- [Exercise]:
A verbatim copy of every record is needed.

- [Extracted records]:
........
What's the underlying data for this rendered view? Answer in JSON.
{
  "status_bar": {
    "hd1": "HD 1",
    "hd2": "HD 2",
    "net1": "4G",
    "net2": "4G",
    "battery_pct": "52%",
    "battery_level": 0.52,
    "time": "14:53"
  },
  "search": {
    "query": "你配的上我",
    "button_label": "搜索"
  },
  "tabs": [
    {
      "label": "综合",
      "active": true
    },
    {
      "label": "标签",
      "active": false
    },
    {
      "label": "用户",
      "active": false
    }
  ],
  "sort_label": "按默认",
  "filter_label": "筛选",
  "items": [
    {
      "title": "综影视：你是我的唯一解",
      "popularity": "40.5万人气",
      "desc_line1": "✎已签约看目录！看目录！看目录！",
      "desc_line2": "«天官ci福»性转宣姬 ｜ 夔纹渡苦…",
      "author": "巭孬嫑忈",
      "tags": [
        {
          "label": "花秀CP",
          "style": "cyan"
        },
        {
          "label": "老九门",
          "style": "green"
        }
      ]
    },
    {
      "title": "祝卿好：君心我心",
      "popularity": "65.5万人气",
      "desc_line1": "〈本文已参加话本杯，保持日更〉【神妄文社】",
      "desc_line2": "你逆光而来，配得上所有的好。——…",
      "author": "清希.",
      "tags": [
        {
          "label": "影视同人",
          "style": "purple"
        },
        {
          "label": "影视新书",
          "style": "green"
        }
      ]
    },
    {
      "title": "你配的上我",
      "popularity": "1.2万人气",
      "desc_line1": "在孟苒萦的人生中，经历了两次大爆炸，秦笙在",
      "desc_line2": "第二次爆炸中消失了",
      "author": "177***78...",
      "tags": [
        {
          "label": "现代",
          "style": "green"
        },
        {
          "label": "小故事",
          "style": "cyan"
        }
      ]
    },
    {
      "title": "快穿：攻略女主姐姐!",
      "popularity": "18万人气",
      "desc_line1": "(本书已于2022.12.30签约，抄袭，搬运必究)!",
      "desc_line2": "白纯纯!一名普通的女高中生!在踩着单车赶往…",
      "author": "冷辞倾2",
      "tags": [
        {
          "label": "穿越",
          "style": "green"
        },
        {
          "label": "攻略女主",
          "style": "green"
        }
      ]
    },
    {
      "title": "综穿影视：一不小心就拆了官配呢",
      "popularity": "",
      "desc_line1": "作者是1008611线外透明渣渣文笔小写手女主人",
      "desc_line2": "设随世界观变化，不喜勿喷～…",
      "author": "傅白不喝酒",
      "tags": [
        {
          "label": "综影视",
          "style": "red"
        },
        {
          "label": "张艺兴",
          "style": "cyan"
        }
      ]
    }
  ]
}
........
- [Task result]:
What's the underlying data for this rendered view? Answer in JSON.
{
  "status_bar": {
    "hd1": "HD 1",
    "hd2": "HD 2",
    "net1": "4G",
    "net2": "4G",
    "battery_pct": "52%",
    "battery_level": 0.52,
    "time": "14:53"
  },
  "search": {
    "query": "你配的上我",
    "button_label": "搜索"
  },
  "tabs": [
    {
      "label": "综合",
      "active": true
    },
    {
      "label": "标签",
      "active": false
    },
    {
      "label": "用户",
      "active": false
    }
  ],
  "sort_label": "按默认",
  "filter_label": "筛选",
  "items": [
    {
      "title": "综影视：你是我的唯一解",
      "popularity": "40.5万人气",
      "desc_line1": "✎已签约看目录！看目录！看目录！",
      "desc_line2": "«天官ci福»性转宣姬 ｜ 夔纹渡苦…",
      "author": "巭孬嫑忈",
      "tags": [
        {
          "label": "花秀CP",
          "style": "cyan"
        },
        {
          "label": "老九门",
          "style": "green"
        }
      ]
    },
    {
      "title": "祝卿好：君心我心",
      "popularity": "65.5万人气",
      "desc_line1": "〈本文已参加话本杯，保持日更〉【神妄文社】",
      "desc_line2": "你逆光而来，配得上所有的好。——…",
      "author": "清希.",
      "tags": [
        {
          "label": "影视同人",
          "style": "purple"
        },
        {
          "label": "影视新书",
          "style": "green"
        }
      ]
    },
    {
      "title": "你配的上我",
      "popularity": "1.2万人气",
      "desc_line1": "在孟苒萦的人生中，经历了两次大爆炸，秦笙在",
      "desc_line2": "第二次爆炸中消失了",
      "author": "177***78...",
      "tags": [
        {
          "label": "现代",
          "style": "green"
        },
        {
          "label": "小故事",
          "style": "cyan"
        }
      ]
    },
    {
      "title": "快穿：攻略女主姐姐!",
      "popularity": "18万人气",
      "desc_line1": "(本书已于2022.12.30签约，抄袭，搬运必究)!",
      "desc_line2": "白纯纯!一名普通的女高中生!在踩着单车赶往…",
      "author": "冷辞倾2",
      "tags": [
        {
          "label": "穿越",
          "style": "green"
        },
        {
          "label": "攻略女主",
          "style": "green"
        }
      ]
    },
    {
      "title": "综穿影视：一不小心就拆了官配呢",
      "popularity": "",
      "desc_line1": "作者是1008611线外透明渣渣文笔小写手女主人",
      "desc_line2": "设随世界观变化，不喜勿喷～…",
      "author": "傅白不喝酒",
      "tags": [
        {
          "label": "综影视",
          "style": "red"
        },
        {
          "label": "张艺兴",
          "style": "cyan"
        }
      ]
    }
  ]
}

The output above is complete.